Researchers at University of Missouri presented data comparing the effects of a normal-protein cereal breakfast (15% meal calories), high-protein egg and pork breakfast (40% meal calories) and no breakfast on satiety in overweight/obese adolescents who normally skip breakfast(3). The group that consumed the high protein egg and pork breakfast reported a decrease in hunger and an increase in fullness compared to the normal protein and breakfast-skipping group. The individuals eating a high protein breakfast also voluntarily reduced their intake by more than 400 calories per day over the 12-week study. No significant differences were seen in weight between groups; however, breakfast skippers were found to have significant increases in percent body fat mass compared to those who ate the normal and high protein breakfasts. This study supports the benefits of a high protein breakfast as a weight management strategy among overweight and obese adolescents(3).

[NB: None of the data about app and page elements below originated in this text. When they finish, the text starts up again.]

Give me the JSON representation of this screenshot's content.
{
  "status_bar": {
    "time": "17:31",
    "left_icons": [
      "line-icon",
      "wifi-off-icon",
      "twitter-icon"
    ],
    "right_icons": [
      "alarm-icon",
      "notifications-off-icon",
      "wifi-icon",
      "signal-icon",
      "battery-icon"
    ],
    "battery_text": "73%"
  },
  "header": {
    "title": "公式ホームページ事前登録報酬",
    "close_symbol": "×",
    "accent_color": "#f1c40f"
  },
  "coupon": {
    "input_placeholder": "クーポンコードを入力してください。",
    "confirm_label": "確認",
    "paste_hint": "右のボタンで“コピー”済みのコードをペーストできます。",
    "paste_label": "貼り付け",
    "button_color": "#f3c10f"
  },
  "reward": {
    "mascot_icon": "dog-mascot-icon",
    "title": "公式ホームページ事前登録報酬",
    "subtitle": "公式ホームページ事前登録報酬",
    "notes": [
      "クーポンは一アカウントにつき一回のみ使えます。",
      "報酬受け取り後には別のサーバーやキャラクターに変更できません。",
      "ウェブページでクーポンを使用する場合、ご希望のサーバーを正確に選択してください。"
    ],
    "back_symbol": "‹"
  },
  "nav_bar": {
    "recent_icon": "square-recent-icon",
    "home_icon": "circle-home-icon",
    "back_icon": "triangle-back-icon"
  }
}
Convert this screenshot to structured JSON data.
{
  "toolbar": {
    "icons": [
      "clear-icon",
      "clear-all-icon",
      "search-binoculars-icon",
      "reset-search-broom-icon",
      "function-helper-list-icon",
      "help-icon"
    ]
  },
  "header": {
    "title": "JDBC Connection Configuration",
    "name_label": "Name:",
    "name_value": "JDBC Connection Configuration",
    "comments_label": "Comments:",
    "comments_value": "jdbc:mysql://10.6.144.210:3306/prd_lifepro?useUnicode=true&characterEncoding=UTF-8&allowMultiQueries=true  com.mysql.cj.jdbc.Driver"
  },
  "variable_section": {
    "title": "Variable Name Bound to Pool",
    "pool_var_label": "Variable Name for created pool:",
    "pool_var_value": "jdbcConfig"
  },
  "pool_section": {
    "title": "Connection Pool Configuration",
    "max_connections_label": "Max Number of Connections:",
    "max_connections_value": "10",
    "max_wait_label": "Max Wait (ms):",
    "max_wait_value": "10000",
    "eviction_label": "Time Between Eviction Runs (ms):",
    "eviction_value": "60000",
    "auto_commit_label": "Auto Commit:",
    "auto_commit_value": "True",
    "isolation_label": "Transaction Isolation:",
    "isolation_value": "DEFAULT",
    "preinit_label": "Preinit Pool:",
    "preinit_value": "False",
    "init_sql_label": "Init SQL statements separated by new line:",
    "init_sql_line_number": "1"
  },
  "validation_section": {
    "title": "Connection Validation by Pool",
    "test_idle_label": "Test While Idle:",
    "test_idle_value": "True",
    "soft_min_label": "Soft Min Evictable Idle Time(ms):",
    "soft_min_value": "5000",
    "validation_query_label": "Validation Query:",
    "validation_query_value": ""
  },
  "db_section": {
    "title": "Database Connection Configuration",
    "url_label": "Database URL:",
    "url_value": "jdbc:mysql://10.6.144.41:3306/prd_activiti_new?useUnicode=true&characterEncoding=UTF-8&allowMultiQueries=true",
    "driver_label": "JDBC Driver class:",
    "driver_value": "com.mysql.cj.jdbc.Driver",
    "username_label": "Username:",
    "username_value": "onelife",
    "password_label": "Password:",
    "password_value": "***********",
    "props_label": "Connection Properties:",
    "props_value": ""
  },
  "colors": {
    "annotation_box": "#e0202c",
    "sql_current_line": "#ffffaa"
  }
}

“This year’s EB program showcased cutting-egg (edge) nutrition research with wide-reaching public health implications,” says Mitch Kanter, PhD, Executive Director of the Egg Nutrition Center. “Furthermore, many studies underscore a positive role for eggs in the current chronic disease challenges we face.” For more information about egg nutrition research and the benefits of egg consumption, please visit eggnutritioncenter.org.
Source: Edelman Public Relations. Eurekalert.

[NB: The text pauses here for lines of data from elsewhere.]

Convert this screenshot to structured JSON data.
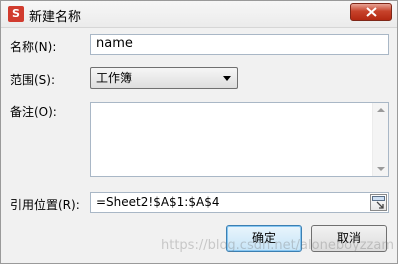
{
  "window": {
    "title": "新建名称",
    "app_icon_glyph": "S"
  },
  "form": {
    "name_label": "名称(N):",
    "name_value": "name",
    "scope_label": "范围(S):",
    "scope_value": "工作簿",
    "comment_label": "备注(O):",
    "comment_value": "",
    "refers_to_label": "引用位置(R):",
    "refers_to_value": "=Sheet2!$A$1:$A$4"
  },
  "buttons": {
    "ok_label": "确定",
    "cancel_label": "取消"
  },
  "watermark": "https://blog.csdn.net/aloneboyzzam",
  "colors": {
    "close_button": "#c7432b",
    "app_icon": "#d13b2e",
    "default_button_border": "#3c7fb1"
  }
}
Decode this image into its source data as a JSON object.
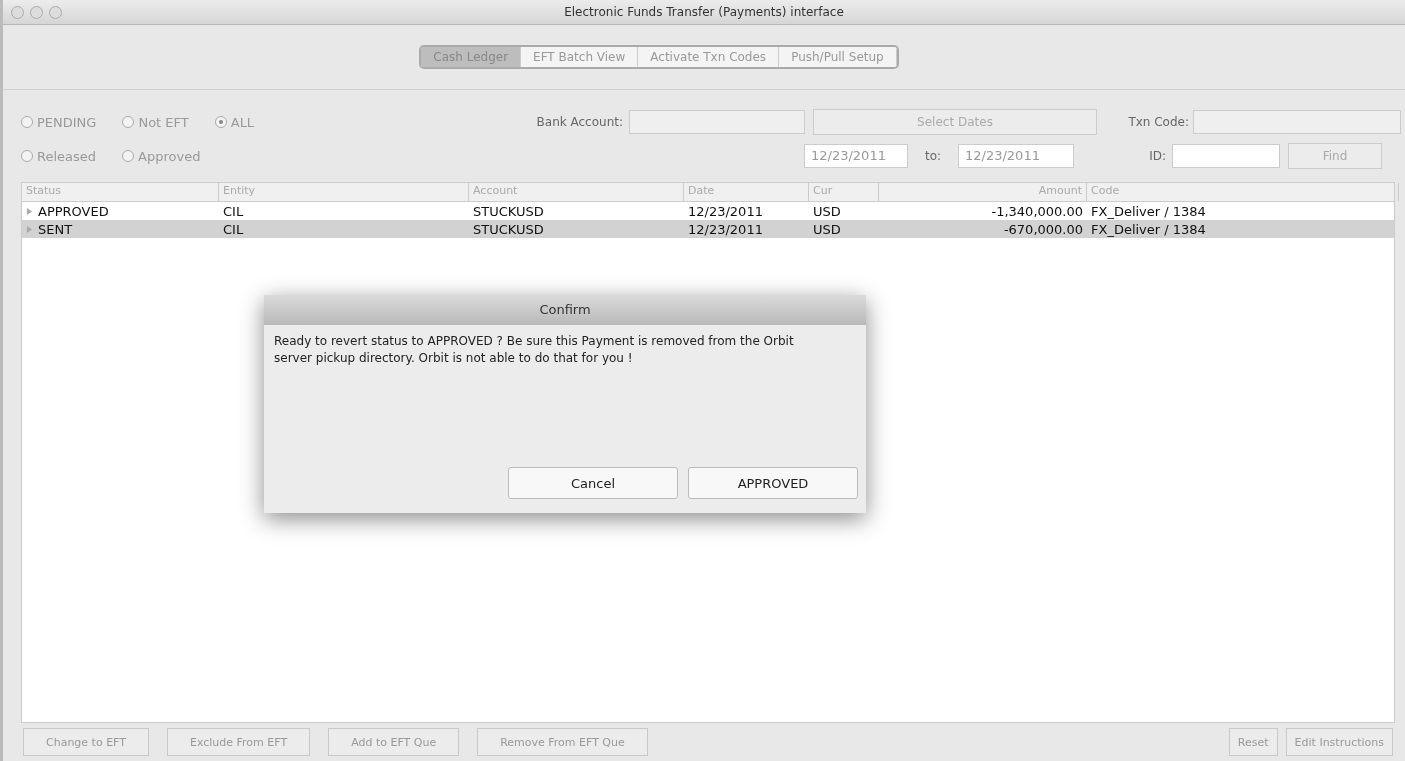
{
  "window": {
    "title": "Electronic Funds Transfer (Payments) interface"
  },
  "tabs": [
    {
      "label": "Cash Ledger",
      "selected": true
    },
    {
      "label": "EFT Batch View",
      "selected": false
    },
    {
      "label": "Activate Txn Codes",
      "selected": false
    },
    {
      "label": "Push/Pull Setup",
      "selected": false
    }
  ],
  "filters": {
    "radios": [
      {
        "label": "PENDING",
        "selected": false
      },
      {
        "label": "Not EFT",
        "selected": false
      },
      {
        "label": "ALL",
        "selected": true
      },
      {
        "label": "Released",
        "selected": false
      },
      {
        "label": "Approved",
        "selected": false
      }
    ],
    "bank_account_label": "Bank Account:",
    "select_dates_button": "Select Dates",
    "txn_code_label": "Txn Code:",
    "date_from": "12/23/2011",
    "to_label": "to:",
    "date_to": "12/23/2011",
    "id_label": "ID:",
    "find_button": "Find"
  },
  "table": {
    "columns": [
      "Status",
      "Entity",
      "Account",
      "Date",
      "Cur",
      "Amount",
      "Code"
    ],
    "rows": [
      {
        "cells": [
          "APPROVED",
          "CIL",
          "STUCKUSD",
          "12/23/2011",
          "USD",
          "-1,340,000.00",
          "FX_Deliver / 1384"
        ],
        "selected": false
      },
      {
        "cells": [
          "SENT",
          "CIL",
          "STUCKUSD",
          "12/23/2011",
          "USD",
          "-670,000.00",
          "FX_Deliver / 1384"
        ],
        "selected": true
      }
    ]
  },
  "dialog": {
    "title": "Confirm",
    "message": "Ready to revert status to APPROVED ?  Be sure this Payment is removed from the Orbit server pickup directory.  Orbit is not able to do that for you !",
    "buttons": [
      "Cancel",
      "APPROVED"
    ]
  },
  "bottom_buttons": {
    "left": [
      "Change to EFT",
      "Exclude From EFT",
      "Add to EFT Que",
      "Remove From EFT Que"
    ],
    "right": [
      "Reset",
      "Edit Instructions"
    ]
  }
}
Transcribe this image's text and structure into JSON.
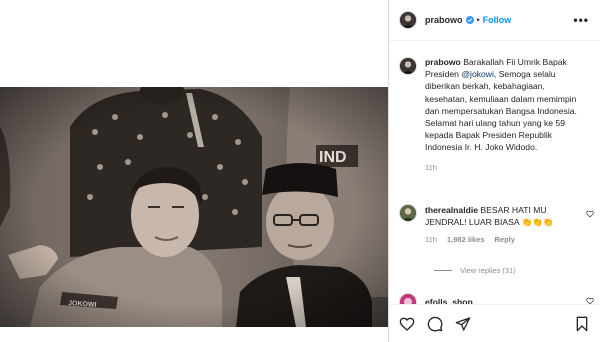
{
  "post": {
    "username": "prabowo",
    "follow_label": "Follow",
    "more_label": "•••",
    "separator": "•"
  },
  "caption": {
    "username": "prabowo",
    "text_before": "Barakallah Fii Umrik Bapak Presiden ",
    "mention": "@jokowi",
    "text_after": ", Semoga selalu diberikan berkah, kebahagiaan, kesehatan, kemuliaan dalam memimpin dan mempersatukan Bangsa Indonesia. Selamat hari ulang tahun yang ke 59 kepada Bapak Presiden Republik Indonesia Ir. H. Joko Widodo.",
    "time": "11h"
  },
  "comments": [
    {
      "username": "therealnaldie",
      "text": "BESAR HATI MU JENDRAL! LUAR BIASA 👏👏👏",
      "time": "11h",
      "likes": "1,982 likes",
      "reply_label": "Reply",
      "view_replies": "View replies (31)"
    },
    {
      "username": "efolls_shop"
    }
  ],
  "photo": {
    "shirt_text": "IND",
    "badge_text": "JOKOWI"
  },
  "icons": [
    "more-icon",
    "verified-icon",
    "heart-icon",
    "comment-icon",
    "share-icon",
    "bookmark-icon"
  ],
  "colors": {
    "accent": "#0095f6",
    "verified": "#3897f0",
    "text": "#262626",
    "secondary": "#8e8e8e"
  }
}
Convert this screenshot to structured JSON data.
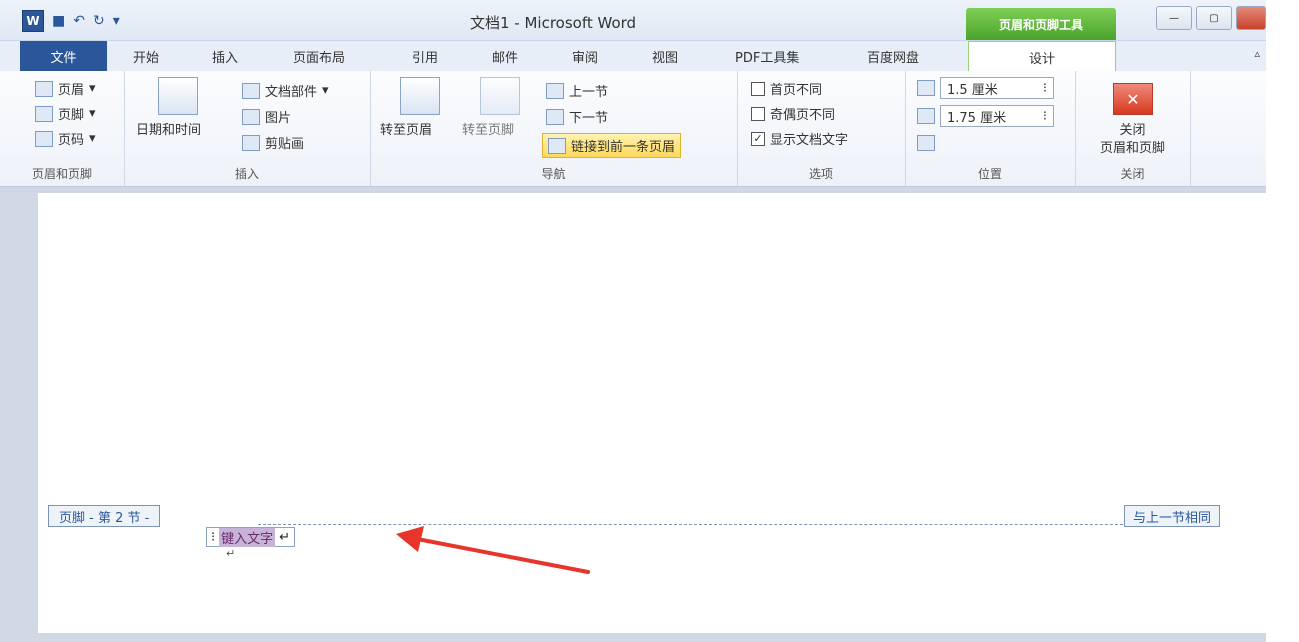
{
  "window": {
    "title": "文档1 - Microsoft Word",
    "context_tab_header": "页眉和页脚工具",
    "logo_letter": "W"
  },
  "tabs": {
    "file": "文件",
    "items": [
      "开始",
      "插入",
      "页面布局",
      "引用",
      "邮件",
      "审阅",
      "视图",
      "PDF工具集",
      "百度网盘"
    ],
    "active": "设计"
  },
  "ribbon": {
    "header_footer": {
      "header": "页眉",
      "footer": "页脚",
      "page_number": "页码",
      "label": "页眉和页脚"
    },
    "insert": {
      "date_time": "日期和时间",
      "doc_parts": "文档部件",
      "picture": "图片",
      "clip_art": "剪贴画",
      "label": "插入"
    },
    "navigation": {
      "goto_header": "转至页眉",
      "goto_footer": "转至页脚",
      "prev_section": "上一节",
      "next_section": "下一节",
      "link_previous": "链接到前一条页眉",
      "label": "导航"
    },
    "options": {
      "diff_first": "首页不同",
      "diff_odd_even": "奇偶页不同",
      "show_text": "显示文档文字",
      "label": "选项"
    },
    "position": {
      "header_from_top": "1.5 厘米",
      "footer_from_bottom": "1.75 厘米",
      "label": "位置"
    },
    "close": {
      "button": "关闭\n页眉和页脚",
      "button_line1": "关闭",
      "button_line2": "页眉和页脚",
      "label": "关闭"
    }
  },
  "document": {
    "footer_tag": "页脚 - 第 2 节 -",
    "same_as_previous": "与上一节相同",
    "field_text": "键入文字",
    "para_mark": "↵"
  },
  "colors": {
    "accent": "#2b579a",
    "context_green": "#4aa32c",
    "arrow_red": "#e8352a"
  }
}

About the American Egg Board (AEB)
AEB is the U.S. egg producer’s link to the consumer in communicating the value of The incredible edible egg™ and is funded from a national legislative checkoff on all egg production from companies with greater than 75,000 layers, in the continental United States. The board consists of 18 members and 18 alternates from all regions of the country who are appointed by the Secretary of Agriculture. The AEB staff carries out the programs under the board direction. AEB is located in Park Ridge, Ill. Visit http://www.IncredibleEgg.org for more information.
About the Egg Nutrition Center (ENC)
The Egg Nutrition Center (ENC) is the health education and research center of the American Egg Board. Established in 1979, ENC provides science-based information to health promotion agencies, physicians, dietitians, nutritional scientists, media and consumers on issues related to egg nutrition and the role of eggs in the American diet. ENC is located in Park Ridge, IL. Visit http://www.eggnutritioncenter.org or http://www.nutritionunscrambled.com for more information.
1. Katz et al. Effects of egg ingestion on endothelial function in adults with coronary artery disease: a randomized, controlled, crossover trial. Experimental Biology 2013. Boston, MA. April 20, 2013.
2. Andersen CJ, Blesso CN, Lee J, Barona J, Shah D, Thomas MJ, Fernandez ML. Egg consumption modulates HDL lipid composition and increases the cholesterol-accepting capacity of serum in metabolic syndrome. Lipids. 2013; doi 10.1007/s11745-013-3780-8
3. Leidy HJ, Hoertel HA, Douglas SM, Shafer RS. Daily addition of a protein-rich breakfast for long-term improvements in energy intake regulation and body weight management in overweight & obese ‘breakfast skipping’ young people. Experimental Biology 2013. Boston, MA. April 20, 2013.
The aim of art is to represent not the outward appearance of things, but their inward significance. – Aristotle